Warren Caves focuses on Jeffsann Plant Hire
Long before Mack trucks sounded like Volvo’s, and black exhaust stacks were more common than Euro 5 badges, the Mack Super-Liner, among others, epitomised the era of “Super Trucks”.
Australia was under the leadership of a beer-swilling prime minister in the form of Bob Hawke, and diesel prices were low enough to ignore the cost, and black smoke belching out of the exhaust, in preference for more spritely performance.
The year was 1985, and the unmistakeable sound of the air start, waking neighbours for miles, heralded the dawn of a new working day for the Mack Super-Liner.
Introduced in 1977 to replace the R-model, the Super-Liner was a development of the “Brockway Superliner”, Brockway being a subsidiary of Mack until its closure in 1977.
The Super-Liner production run lasted for fifteen years until it was discontinued in 1989. The Series-11 ran from 1985 to 1989.
The current custodians of this fine-looking Mack Super-Liner are Jeffsann Plant Hire operating out of their Agnes Banks yard west of Sydney.
Jeffsann Plant Hire was started by Charlie Refalo and his eldest son, Joe. Charlie emigrated from Malta as a young boy and tried his hand at a few different jobs before initiating the beginnings of Jeffsann Plant Hire. Joe’s younger brothers, Laurie and Luke, joined the enterprise in 1988, officially marking the beginnings of Jeffsann Plant Hire.
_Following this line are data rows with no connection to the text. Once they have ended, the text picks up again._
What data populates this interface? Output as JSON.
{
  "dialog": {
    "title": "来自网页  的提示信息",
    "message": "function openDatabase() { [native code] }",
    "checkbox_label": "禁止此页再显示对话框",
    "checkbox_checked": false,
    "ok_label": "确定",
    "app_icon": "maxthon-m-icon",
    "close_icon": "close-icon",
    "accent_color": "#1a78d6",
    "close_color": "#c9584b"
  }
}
Currently operating a fleet of trucks dominated by the Mack brand, and a wide array of earthmoving equipment, Jeffsann specialises in excavation and demolition work as well as site remediation, asbestos removal, and plant and tipper hire.
This is very much a family business and it became very clear upon speaking with Luke and Joe during this photo shoot they are fiercely Mack truck devotees.
Sadly, Charlie passed away after a battle with Cancer in 2009 and was posthumously inducted into the Road Transport Hall of Fame in 2010.
A keen eye will notice the words “Jeff’s Dream” painted on the side of the bonnet. This is a tribute Jeffrey Refalo, another of Charlie’s sons, who, as a kid, dreamed of owning a fleet of Mack trucks. A tragic turn of events in 1978 meant that he never got to realise his dream, a fatal accident whilst riding his bike saw his life cut short at the age of 12. As a fitting tribute, young Jeff’s ambition is proudly reflected on the bonnet of all the Jeffsann Macks.
Purchased in 2011, this 1985 Series-1 Mack Super-Liner was originally configured as a body tipper and was operated that way by Jeffsann for approximately four years before being taken off the road for a six-month restoration in 2015.
The burble emanating from under the bonnet is unmistakably from a 500 hp E9 Mack V8, although Luke said, “I think it may have originally been a 440 hp, however the 500 hp version is how we purchased it”. Either way, 500 hp was a BIG deal back in 1985.
An 18-speed Maxitorque triple countershaft transmission sits behind the engine and the rear end is the bulletproof 44,000 lb camelback set- up.
The restoration project was carried out by Ben, Dave, Will and Brad, the mechanics employed in the Jeffsann workshop.
With the bin removed, a sleeper added and all the mechanicals refurbished, the paintwork was then completed under the spray gun of Josh Bonichi.
In August 2015, after a six-month labour of love, the big Mack lurched into her second life with a trip to Alice Springs for the Road Transport Hall of Fame re-union.
As you read this article, I can almost hear you saying, “Ahhh, the good old days,” and “They don’t make them like that anymore.” Maybe that’s just as well, as I think it’s easy to look back at things with rose-coloured glasses and reminisce. While these old rigs certainly have a great deal of character and a ruggedness born of simplicity, modern trucks, from a workspace point of view are more efficient and comfortable. And, regardless of how hard I looked, I couldn’t find an acronym anywhere on this truck – no, ABS, EBS, ECU, SCR ATC, ACC or any of the other fancy systems of today.
It’s great to see our historical machines being so well preserved by the loyal supporters out there, however camelback springs, solid-mounted cabs, and sliding into a sleeper through an opening the size of a large letterbox, don’t make for a comfortable day.
At the time, we didn’t know any better and this was the best of its kind for the day. We didn’t know we were missing out on anything, but one thing is for certain, the driver’s working environment has certainly moved forward in leaps and bounds since 1985.
Luke Refalo said, “Old 500 is still working within our operations. Sometimes she works every day, sometimes only a couple of days a week”.
The Super-Liner is also a frequent attendee to local truck shows.
While her semi-retirement lifestyle is suiting her well, I believe there will be a stall in the Jeffsann stable for this “Old 500” for many years to come.
(Editors Note: Old 500’s fuel delivery system may have been, well, slightly enhanced temporarily for dramatic effect on our photo shoot.)